··· Data section

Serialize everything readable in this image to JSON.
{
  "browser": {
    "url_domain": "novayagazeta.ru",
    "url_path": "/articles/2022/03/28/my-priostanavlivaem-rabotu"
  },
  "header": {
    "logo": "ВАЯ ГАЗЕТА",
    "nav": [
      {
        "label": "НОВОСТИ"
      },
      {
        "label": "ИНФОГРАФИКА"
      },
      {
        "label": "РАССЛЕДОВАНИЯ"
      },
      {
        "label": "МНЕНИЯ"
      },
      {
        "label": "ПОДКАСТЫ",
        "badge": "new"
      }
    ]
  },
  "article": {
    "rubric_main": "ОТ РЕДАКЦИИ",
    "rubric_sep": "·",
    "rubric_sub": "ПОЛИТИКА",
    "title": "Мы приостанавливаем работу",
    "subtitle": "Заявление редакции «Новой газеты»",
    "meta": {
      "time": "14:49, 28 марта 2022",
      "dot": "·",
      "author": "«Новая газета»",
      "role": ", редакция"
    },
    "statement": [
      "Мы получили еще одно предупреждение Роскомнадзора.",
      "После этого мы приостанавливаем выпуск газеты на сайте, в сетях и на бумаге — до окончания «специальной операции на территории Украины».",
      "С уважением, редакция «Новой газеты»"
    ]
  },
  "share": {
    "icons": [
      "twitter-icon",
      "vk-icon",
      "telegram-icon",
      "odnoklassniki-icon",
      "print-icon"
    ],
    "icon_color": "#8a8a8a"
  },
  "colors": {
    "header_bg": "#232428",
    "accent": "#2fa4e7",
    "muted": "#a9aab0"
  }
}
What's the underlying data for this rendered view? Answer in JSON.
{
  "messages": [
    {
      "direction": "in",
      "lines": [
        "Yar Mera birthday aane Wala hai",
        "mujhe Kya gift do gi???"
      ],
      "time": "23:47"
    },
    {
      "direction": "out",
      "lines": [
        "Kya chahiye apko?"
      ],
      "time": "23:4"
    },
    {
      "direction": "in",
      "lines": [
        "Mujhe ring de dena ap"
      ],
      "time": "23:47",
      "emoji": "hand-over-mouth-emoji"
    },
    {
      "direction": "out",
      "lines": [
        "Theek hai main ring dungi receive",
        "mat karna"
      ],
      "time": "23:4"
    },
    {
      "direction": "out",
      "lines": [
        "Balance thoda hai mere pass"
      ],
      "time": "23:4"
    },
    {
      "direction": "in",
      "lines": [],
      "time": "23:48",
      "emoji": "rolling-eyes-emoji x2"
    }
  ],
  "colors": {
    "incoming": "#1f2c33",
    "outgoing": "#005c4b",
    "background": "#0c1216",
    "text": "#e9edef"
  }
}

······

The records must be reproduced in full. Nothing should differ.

Serialize everything readable in this image to JSON.
{
  "browser": {
    "url_domain": "novayagazeta.ru",
    "url_path": "/articles/2022/03/28/my-priostanavlivaem-rabotu"
  },
  "header": {
    "logo": "ВАЯ ГАЗЕТА",
    "nav": [
      {
        "label": "НОВОСТИ"
      },
      {
        "label": "ИНФОГРАФИКА"
      },
      {
        "label": "РАССЛЕДОВАНИЯ"
      },
      {
        "label": "МНЕНИЯ"
      },
      {
        "label": "ПОДКАСТЫ",
        "badge": "new"
      }
    ]
  },
  "article": {
    "rubric_main": "ОТ РЕДАКЦИИ",
    "rubric_sep": "·",
    "rubric_sub": "ПОЛИТИКА",
    "title": "Мы приостанавливаем работу",
    "subtitle": "Заявление редакции «Новой газеты»",
    "meta": {
      "time": "14:49, 28 марта 2022",
      "dot": "·",
      "author": "«Новая газета»",
      "role": ", редакция"
    },
    "statement": [
      "Мы получили еще одно предупреждение Роскомнадзора.",
      "После этого мы приостанавливаем выпуск газеты на сайте, в сетях и на бумаге — до окончания «специальной операции на территории Украины».",
      "С уважением, редакция «Новой газеты»"
    ]
  },
  "share": {
    "icons": [
      "twitter-icon",
      "vk-icon",
      "telegram-icon",
      "odnoklassniki-icon",
      "print-icon"
    ],
    "icon_color": "#8a8a8a"
  },
  "colors": {
    "header_bg": "#232428",
    "accent": "#2fa4e7",
    "muted": "#a9aab0"
  }
}
What's the underlying data for this rendered view? Answer in JSON.
{
  "messages": [
    {
      "direction": "in",
      "lines": [
        "Yar Mera birthday aane Wala hai",
        "mujhe Kya gift do gi???"
      ],
      "time": "23:47"
    },
    {
      "direction": "out",
      "lines": [
        "Kya chahiye apko?"
      ],
      "time": "23:4"
    },
    {
      "direction": "in",
      "lines": [
        "Mujhe ring de dena ap"
      ],
      "time": "23:47",
      "emoji": "hand-over-mouth-emoji"
    },
    {
      "direction": "out",
      "lines": [
        "Theek hai main ring dungi receive",
        "mat karna"
      ],
      "time": "23:4"
    },
    {
      "direction": "out",
      "lines": [
        "Balance thoda hai mere pass"
      ],
      "time": "23:4"
    },
    {
      "direction": "in",
      "lines": [],
      "time": "23:48",
      "emoji": "rolling-eyes-emoji x2"
    }
  ],
  "colors": {
    "incoming": "#1f2c33",
    "outgoing": "#005c4b",
    "background": "#0c1216",
    "text": "#e9edef"
  }
}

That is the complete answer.